*** Data records Section Begins ***
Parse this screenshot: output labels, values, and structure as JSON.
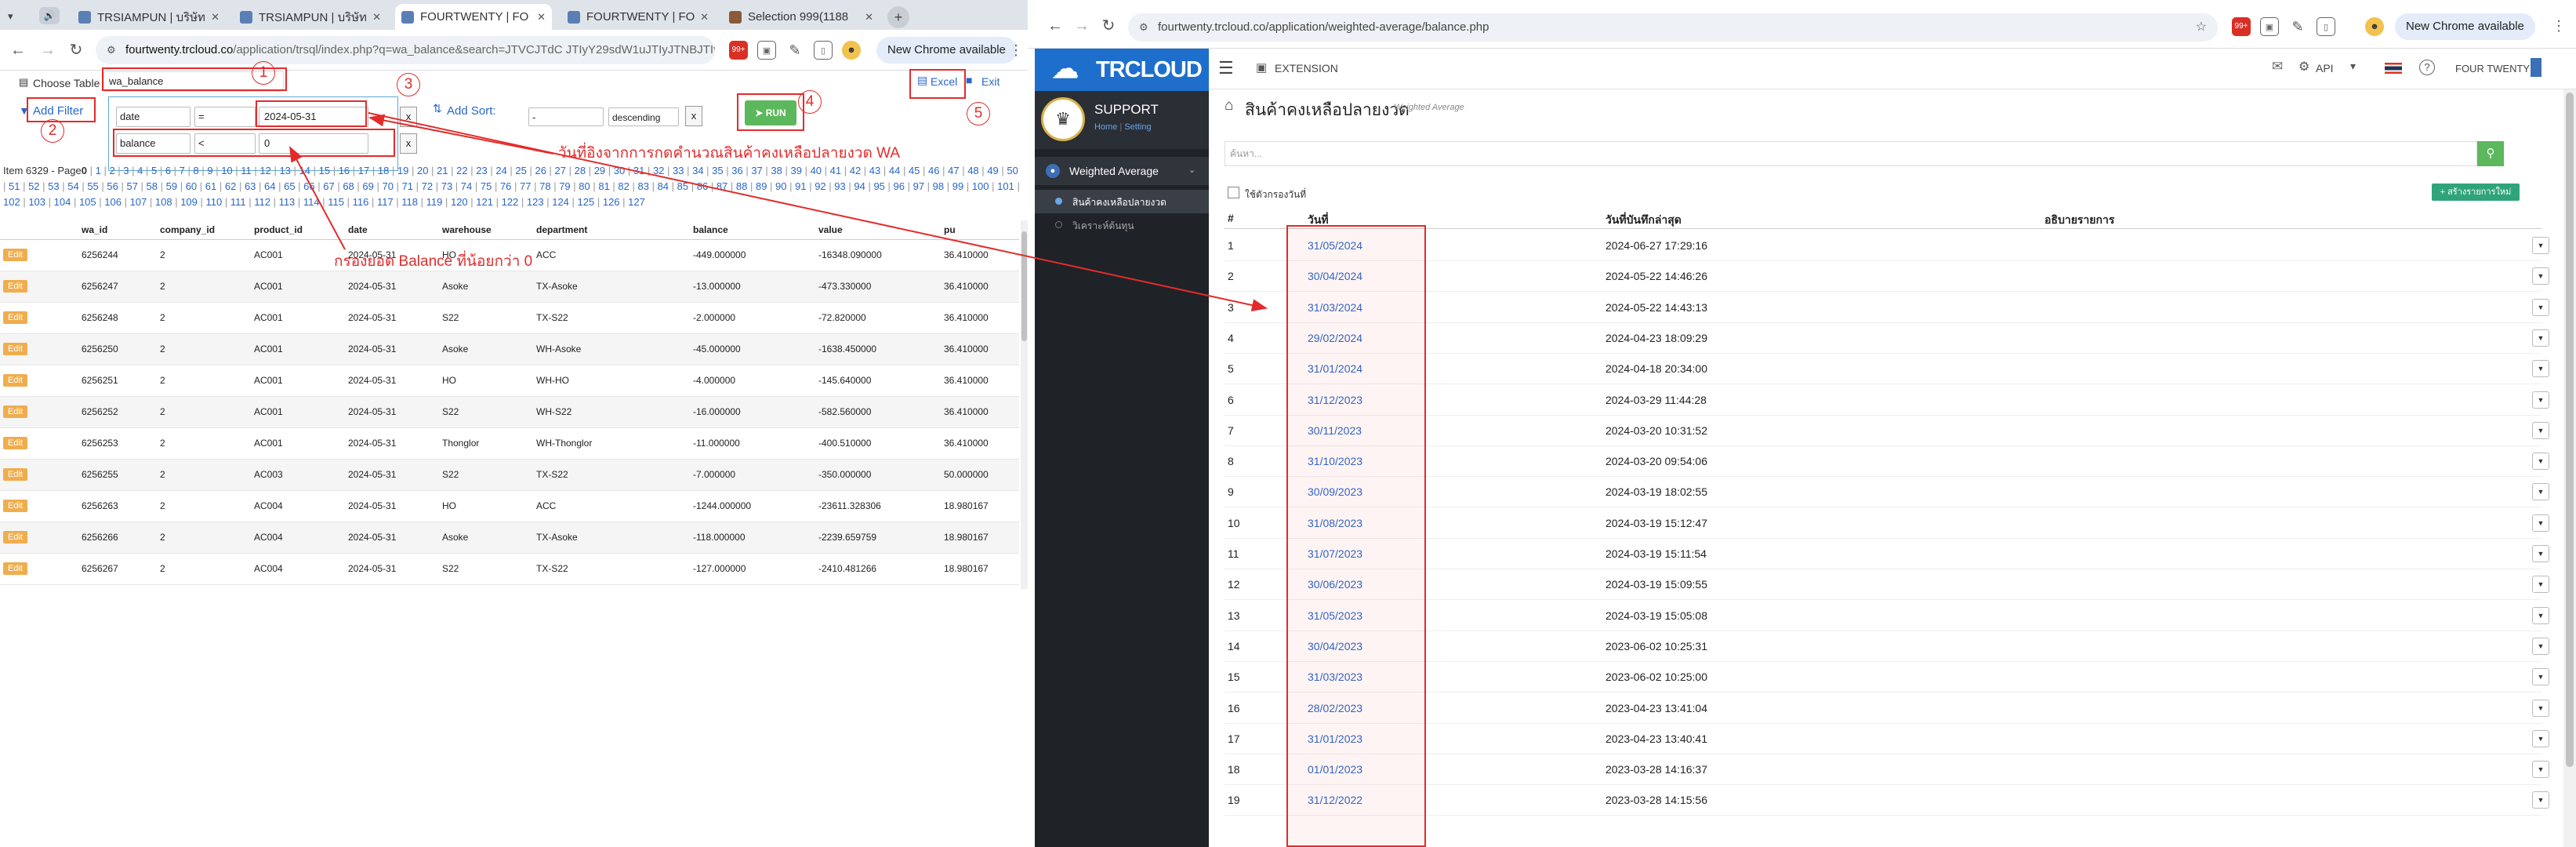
{
  "left_browser": {
    "tabs": [
      {
        "label": "TRSIAMPUN | บริษัท"
      },
      {
        "label": "TRSIAMPUN | บริษัท"
      },
      {
        "label": "FOURTWENTY | FO"
      },
      {
        "label": "FOURTWENTY | FO"
      },
      {
        "label": "Selection 999(1188"
      }
    ],
    "url_domain": "fourtwenty.trcloud.co",
    "url_path": "/application/trsql/index.php?q=wa_balance&search=JTVCJTdC JTIyY29sdW1uJTIyJTNBJTIyZ...",
    "extension_badge": "99+",
    "new_chrome": "New Chrome available",
    "choose_table_label": "Choose Table",
    "table_value": "wa_balance",
    "excel_label": "Excel",
    "exit_label": "Exit",
    "add_filter_label": "Add Filter",
    "add_sort_label": "Add Sort:",
    "filters": [
      {
        "column": "date",
        "op": "=",
        "value": "2024-05-31"
      },
      {
        "column": "balance",
        "op": "<",
        "value": "0"
      }
    ],
    "sort_column": "-",
    "sort_dir": "descending",
    "x_label": "x",
    "run_label": "RUN",
    "pager_prefix": "Item 6329 - Page",
    "pager_current": "0",
    "page_numbers_count": 127,
    "columns": [
      "",
      "wa_id",
      "company_id",
      "product_id",
      "date",
      "warehouse",
      "department",
      "balance",
      "value",
      "pu"
    ],
    "edit_label": "Edit",
    "rows": [
      [
        "6256244",
        "2",
        "AC001",
        "2024-05-31",
        "HO",
        "ACC",
        "-449.000000",
        "-16348.090000",
        "36.410000"
      ],
      [
        "6256247",
        "2",
        "AC001",
        "2024-05-31",
        "Asoke",
        "TX-Asoke",
        "-13.000000",
        "-473.330000",
        "36.410000"
      ],
      [
        "6256248",
        "2",
        "AC001",
        "2024-05-31",
        "S22",
        "TX-S22",
        "-2.000000",
        "-72.820000",
        "36.410000"
      ],
      [
        "6256250",
        "2",
        "AC001",
        "2024-05-31",
        "Asoke",
        "WH-Asoke",
        "-45.000000",
        "-1638.450000",
        "36.410000"
      ],
      [
        "6256251",
        "2",
        "AC001",
        "2024-05-31",
        "HO",
        "WH-HO",
        "-4.000000",
        "-145.640000",
        "36.410000"
      ],
      [
        "6256252",
        "2",
        "AC001",
        "2024-05-31",
        "S22",
        "WH-S22",
        "-16.000000",
        "-582.560000",
        "36.410000"
      ],
      [
        "6256253",
        "2",
        "AC001",
        "2024-05-31",
        "Thonglor",
        "WH-Thonglor",
        "-11.000000",
        "-400.510000",
        "36.410000"
      ],
      [
        "6256255",
        "2",
        "AC003",
        "2024-05-31",
        "S22",
        "TX-S22",
        "-7.000000",
        "-350.000000",
        "50.000000"
      ],
      [
        "6256263",
        "2",
        "AC004",
        "2024-05-31",
        "HO",
        "ACC",
        "-1244.000000",
        "-23611.328306",
        "18.980167"
      ],
      [
        "6256266",
        "2",
        "AC004",
        "2024-05-31",
        "Asoke",
        "TX-Asoke",
        "-118.000000",
        "-2239.659759",
        "18.980167"
      ],
      [
        "6256267",
        "2",
        "AC004",
        "2024-05-31",
        "S22",
        "TX-S22",
        "-127.000000",
        "-2410.481266",
        "18.980167"
      ]
    ]
  },
  "annotations": {
    "numbers": [
      "1",
      "2",
      "3",
      "4",
      "5"
    ],
    "note_date": "วันที่อิงจากการกดคำนวณสินค้าคงเหลือปลายงวด WA",
    "note_balance": "กรองยอด Balance ที่น้อยกว่า 0",
    "color": "#e32b2b"
  },
  "right_browser": {
    "url": "fourtwenty.trcloud.co/application/weighted-average/balance.php",
    "extension_badge": "99+",
    "new_chrome": "New Chrome available",
    "brand": "TRCLOUD",
    "support_title": "SUPPORT",
    "support_home": "Home",
    "support_setting": "Setting",
    "menu_section": "Weighted Average",
    "menu_items": [
      "สินค้าคงเหลือปลายงวด",
      "วิเคราะห์ต้นทุน"
    ],
    "topbar_extension": "EXTENSION",
    "topbar_api": "API",
    "topbar_company": "FOUR TWENTY",
    "page_title": "สินค้าคงเหลือปลายงวด",
    "page_subtitle": "Weighted Average",
    "search_placeholder": "ค้นหา...",
    "checkbox_label": "ใช้ตัวกรองวันที่",
    "add_button": "สร้างรายการใหม่",
    "headers": [
      "#",
      "วันที่",
      "วันที่บันทึกล่าสุด",
      "อธิบายรายการ"
    ],
    "rows": [
      [
        "1",
        "31/05/2024",
        "2024-06-27 17:29:16"
      ],
      [
        "2",
        "30/04/2024",
        "2024-05-22 14:46:26"
      ],
      [
        "3",
        "31/03/2024",
        "2024-05-22 14:43:13"
      ],
      [
        "4",
        "29/02/2024",
        "2024-04-23 18:09:29"
      ],
      [
        "5",
        "31/01/2024",
        "2024-04-18 20:34:00"
      ],
      [
        "6",
        "31/12/2023",
        "2024-03-29 11:44:28"
      ],
      [
        "7",
        "30/11/2023",
        "2024-03-20 10:31:52"
      ],
      [
        "8",
        "31/10/2023",
        "2024-03-20 09:54:06"
      ],
      [
        "9",
        "30/09/2023",
        "2024-03-19 18:02:55"
      ],
      [
        "10",
        "31/08/2023",
        "2024-03-19 15:12:47"
      ],
      [
        "11",
        "31/07/2023",
        "2024-03-19 15:11:54"
      ],
      [
        "12",
        "30/06/2023",
        "2024-03-19 15:09:55"
      ],
      [
        "13",
        "31/05/2023",
        "2024-03-19 15:05:08"
      ],
      [
        "14",
        "30/04/2023",
        "2023-06-02 10:25:31"
      ],
      [
        "15",
        "31/03/2023",
        "2023-06-02 10:25:00"
      ],
      [
        "16",
        "28/02/2023",
        "2023-04-23 13:41:04"
      ],
      [
        "17",
        "31/01/2023",
        "2023-04-23 13:40:41"
      ],
      [
        "18",
        "01/01/2023",
        "2023-03-28 14:16:37"
      ],
      [
        "19",
        "31/12/2022",
        "2023-03-28 14:15:56"
      ]
    ]
  }
}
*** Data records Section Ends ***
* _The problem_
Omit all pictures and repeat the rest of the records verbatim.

* _Solution to this problem_
Parse this screenshot: output labels, values, and structure as JSON.
{
  "left_browser": {
    "tabs": [
      {
        "label": "TRSIAMPUN | บริษัท"
      },
      {
        "label": "TRSIAMPUN | บริษัท"
      },
      {
        "label": "FOURTWENTY | FO"
      },
      {
        "label": "FOURTWENTY | FO"
      },
      {
        "label": "Selection 999(1188"
      }
    ],
    "url_domain": "fourtwenty.trcloud.co",
    "url_path": "/application/trsql/index.php?q=wa_balance&search=JTVCJTdC JTIyY29sdW1uJTIyJTNBJTIyZ...",
    "extension_badge": "99+",
    "new_chrome": "New Chrome available",
    "choose_table_label": "Choose Table",
    "table_value": "wa_balance",
    "excel_label": "Excel",
    "exit_label": "Exit",
    "add_filter_label": "Add Filter",
    "add_sort_label": "Add Sort:",
    "filters": [
      {
        "column": "date",
        "op": "=",
        "value": "2024-05-31"
      },
      {
        "column": "balance",
        "op": "<",
        "value": "0"
      }
    ],
    "sort_column": "-",
    "sort_dir": "descending",
    "x_label": "x",
    "run_label": "RUN",
    "pager_prefix": "Item 6329 - Page",
    "pager_current": "0",
    "page_numbers_count": 127,
    "columns": [
      "",
      "wa_id",
      "company_id",
      "product_id",
      "date",
      "warehouse",
      "department",
      "balance",
      "value",
      "pu"
    ],
    "edit_label": "Edit",
    "rows": [
      [
        "6256244",
        "2",
        "AC001",
        "2024-05-31",
        "HO",
        "ACC",
        "-449.000000",
        "-16348.090000",
        "36.410000"
      ],
      [
        "6256247",
        "2",
        "AC001",
        "2024-05-31",
        "Asoke",
        "TX-Asoke",
        "-13.000000",
        "-473.330000",
        "36.410000"
      ],
      [
        "6256248",
        "2",
        "AC001",
        "2024-05-31",
        "S22",
        "TX-S22",
        "-2.000000",
        "-72.820000",
        "36.410000"
      ],
      [
        "6256250",
        "2",
        "AC001",
        "2024-05-31",
        "Asoke",
        "WH-Asoke",
        "-45.000000",
        "-1638.450000",
        "36.410000"
      ],
      [
        "6256251",
        "2",
        "AC001",
        "2024-05-31",
        "HO",
        "WH-HO",
        "-4.000000",
        "-145.640000",
        "36.410000"
      ],
      [
        "6256252",
        "2",
        "AC001",
        "2024-05-31",
        "S22",
        "WH-S22",
        "-16.000000",
        "-582.560000",
        "36.410000"
      ],
      [
        "6256253",
        "2",
        "AC001",
        "2024-05-31",
        "Thonglor",
        "WH-Thonglor",
        "-11.000000",
        "-400.510000",
        "36.410000"
      ],
      [
        "6256255",
        "2",
        "AC003",
        "2024-05-31",
        "S22",
        "TX-S22",
        "-7.000000",
        "-350.000000",
        "50.000000"
      ],
      [
        "6256263",
        "2",
        "AC004",
        "2024-05-31",
        "HO",
        "ACC",
        "-1244.000000",
        "-23611.328306",
        "18.980167"
      ],
      [
        "6256266",
        "2",
        "AC004",
        "2024-05-31",
        "Asoke",
        "TX-Asoke",
        "-118.000000",
        "-2239.659759",
        "18.980167"
      ],
      [
        "6256267",
        "2",
        "AC004",
        "2024-05-31",
        "S22",
        "TX-S22",
        "-127.000000",
        "-2410.481266",
        "18.980167"
      ]
    ]
  },
  "annotations": {
    "numbers": [
      "1",
      "2",
      "3",
      "4",
      "5"
    ],
    "note_date": "วันที่อิงจากการกดคำนวณสินค้าคงเหลือปลายงวด WA",
    "note_balance": "กรองยอด Balance ที่น้อยกว่า 0",
    "color": "#e32b2b"
  },
  "right_browser": {
    "url": "fourtwenty.trcloud.co/application/weighted-average/balance.php",
    "extension_badge": "99+",
    "new_chrome": "New Chrome available",
    "brand": "TRCLOUD",
    "support_title": "SUPPORT",
    "support_home": "Home",
    "support_setting": "Setting",
    "menu_section": "Weighted Average",
    "menu_items": [
      "สินค้าคงเหลือปลายงวด",
      "วิเคราะห์ต้นทุน"
    ],
    "topbar_extension": "EXTENSION",
    "topbar_api": "API",
    "topbar_company": "FOUR TWENTY",
    "page_title": "สินค้าคงเหลือปลายงวด",
    "page_subtitle": "Weighted Average",
    "search_placeholder": "ค้นหา...",
    "checkbox_label": "ใช้ตัวกรองวันที่",
    "add_button": "สร้างรายการใหม่",
    "headers": [
      "#",
      "วันที่",
      "วันที่บันทึกล่าสุด",
      "อธิบายรายการ"
    ],
    "rows": [
      [
        "1",
        "31/05/2024",
        "2024-06-27 17:29:16"
      ],
      [
        "2",
        "30/04/2024",
        "2024-05-22 14:46:26"
      ],
      [
        "3",
        "31/03/2024",
        "2024-05-22 14:43:13"
      ],
      [
        "4",
        "29/02/2024",
        "2024-04-23 18:09:29"
      ],
      [
        "5",
        "31/01/2024",
        "2024-04-18 20:34:00"
      ],
      [
        "6",
        "31/12/2023",
        "2024-03-29 11:44:28"
      ],
      [
        "7",
        "30/11/2023",
        "2024-03-20 10:31:52"
      ],
      [
        "8",
        "31/10/2023",
        "2024-03-20 09:54:06"
      ],
      [
        "9",
        "30/09/2023",
        "2024-03-19 18:02:55"
      ],
      [
        "10",
        "31/08/2023",
        "2024-03-19 15:12:47"
      ],
      [
        "11",
        "31/07/2023",
        "2024-03-19 15:11:54"
      ],
      [
        "12",
        "30/06/2023",
        "2024-03-19 15:09:55"
      ],
      [
        "13",
        "31/05/2023",
        "2024-03-19 15:05:08"
      ],
      [
        "14",
        "30/04/2023",
        "2023-06-02 10:25:31"
      ],
      [
        "15",
        "31/03/2023",
        "2023-06-02 10:25:00"
      ],
      [
        "16",
        "28/02/2023",
        "2023-04-23 13:41:04"
      ],
      [
        "17",
        "31/01/2023",
        "2023-04-23 13:40:41"
      ],
      [
        "18",
        "01/01/2023",
        "2023-03-28 14:16:37"
      ],
      [
        "19",
        "31/12/2022",
        "2023-03-28 14:15:56"
      ]
    ]
  }
}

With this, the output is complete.